(Part 1 of a 3-part series)
"If the center is uncovered the first read will be closer to you. You'll place the ball in the belly of the fullback while looking at the defensive tackle. If the defensive tackle moves towards the fullback you'll pull the ball and head on to your next read. If the defensive tackle heads up field you give the ball. If the center is covered it's the same read with the exception that it will happen wider out. In either case if the defensive tackle does commit to the fullback you move on to your next read. Attack the defensive end at his downfield shoulder. If the defensive end commits to you, pitch the ball to the tailback. If the defensive end commits to the tailback turn upfield and gain yardage. Analyze each situation and make all of the correct decisions within about 2 seconds."
Those were the instructions as I learned the triple option for the first time as a sophomore quarterback in high school. That singular lesson has probably guided me in my adult life more than any other lesson before or since (with the exception of "treat others as you would like to be treated"). Not that I spend a lot of time running the triple option anymore, but I do spend quite a bit of time analyzing, making decisions on the fly, reading people, and getting the ball in the right person's hands. Football, specifically quarterback, taught me more of those skills than anything else in my life has. As a matter of fact, sports in general, in my opinion, have more to do with my success as an educator today than ANYTHING I learned in an academic setting.

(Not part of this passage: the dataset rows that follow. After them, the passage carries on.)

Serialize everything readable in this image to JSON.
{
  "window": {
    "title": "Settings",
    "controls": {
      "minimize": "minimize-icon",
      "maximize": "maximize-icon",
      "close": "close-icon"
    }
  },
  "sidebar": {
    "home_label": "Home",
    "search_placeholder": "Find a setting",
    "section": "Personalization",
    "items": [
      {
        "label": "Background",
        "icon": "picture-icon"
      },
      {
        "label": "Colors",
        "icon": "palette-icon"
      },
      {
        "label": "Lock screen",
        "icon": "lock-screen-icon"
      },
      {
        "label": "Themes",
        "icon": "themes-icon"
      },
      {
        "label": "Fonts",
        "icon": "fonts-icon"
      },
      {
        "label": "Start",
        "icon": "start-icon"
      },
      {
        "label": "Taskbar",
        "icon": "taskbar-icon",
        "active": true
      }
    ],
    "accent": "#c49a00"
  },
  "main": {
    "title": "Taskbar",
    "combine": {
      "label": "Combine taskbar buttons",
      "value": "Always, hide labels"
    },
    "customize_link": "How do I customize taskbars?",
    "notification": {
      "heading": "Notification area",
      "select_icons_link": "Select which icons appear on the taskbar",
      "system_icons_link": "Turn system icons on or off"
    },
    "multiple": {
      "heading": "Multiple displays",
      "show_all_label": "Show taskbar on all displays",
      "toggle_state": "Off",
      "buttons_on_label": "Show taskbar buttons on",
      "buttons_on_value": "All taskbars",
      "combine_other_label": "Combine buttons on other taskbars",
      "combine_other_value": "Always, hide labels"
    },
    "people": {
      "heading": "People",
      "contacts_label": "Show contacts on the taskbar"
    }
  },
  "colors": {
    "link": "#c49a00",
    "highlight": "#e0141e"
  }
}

Let's take a quick look at some specific lessons that were either directly or indirectly taught to me through sports, with my focus on football, and see how those have transferred from the field to the classroom to an administrator's desk to my life...
1) You don't always win.
Probably the first thing sports taught me. Not only do you not always win the game, you often don't always win the starting job, the block, the play, etc. But you do ALWAYS keep playing. You fall behind in the score, you keep playing. You get beat on a play and give up a touchdown, you keep playing. You fail, you keep playing. Even back in elementary school we had a rule: losers walk. We'd play pick-up football all the time, and after a team would score a touchdown the other team would walk to the other side of the field to await the kickoff. Losers walk. It didn't mean you were a loser as a human being, or even a loser of the game (since it was only one touchdown, you could still win). But it was a phrase and no one cared about not being PC. You were called a loser, for two seconds, until you got the ball back. Then you tried to score and when you did THEY were the losers who walked. And when it was all over you all went to someone's house, drank some juice, and jumped into the pool to play another game.
It's the same today. In the classroom there are good lessons and bad lessons. As an administrator I speak with one parent who thanks me for what I did and with another who is upset with something else I did. As a school we may have a breakthrough with one student who changes her ways and we may fail with another who ends up being expelled. But we keep playing.
2) Things usually don't end up as planned. This can be good, and this can be bad.
Going into my junior year, my first year on varsity, a few of us were hanging out with two guys who had just graduated. They were looking at our upcoming schedule and predicting we'd go 6-4 in the regular season. They weren't jerks, they were actually nice and smart guys. They were just being honest. We went 9-1. Going into my senior year, probably a bit too cocky from the previous year, we had hopes of going 10-0. We went 7-3.
There's just too much that happens in between that you don't have control over. The same thing happens in a school-year, even in a school-day. You don't know if the kid sitting on the fence between behaving and erupting got a good night's rest, was told by his dad that morning that he's not going to amount to anything, or if the girl he likes batted her eyes at him before class. You don't know if the math department is going to gel the way you hope they do, if the team is going to work together with a singular focus or disband after one hectic meeting. You don't know if the newly implemented bell schedule is going to have the intended benefits or be just another feeble attempt at changing for change's sake. You can plan, and you can hope. But somewhere along the way other stuff just happens.
3) The game is bigger than you.
As I, a puny sophomore just trying to get better, sat in a team meeting comprised of both varsity and junior varsity players (I was part of the latter), I watched and listened. Our coach was up at the board teaching, and we were taking notes and learning. There was a junior wide receiver who had played varsity the year before as a sophomore and who everyone knew would be a starter. He would ask questions such as, "So when I go in motion, do I slow down after passing the tackle?" Then there was the senior quarterback, who had played varsity for the past two years and who EVERYONE knew was going to be the starter. He would ask questions such as, "So when the quarterback drops back on this play, is his first read the outside linebacker?" He never said "I" or "me" when asking, even though he and everyone else in the room knew he'd be the starting quarterback. He was then and is to this day one of my role models.
It's not about you. It's not about your instructional strategies being the best, your discipline polices being the most effective, you being the one who gets credit. In the words of Dan Meyer, "...and the profit on free has been unreal. I get way more than I give." It's about the KIDS, and nothing else.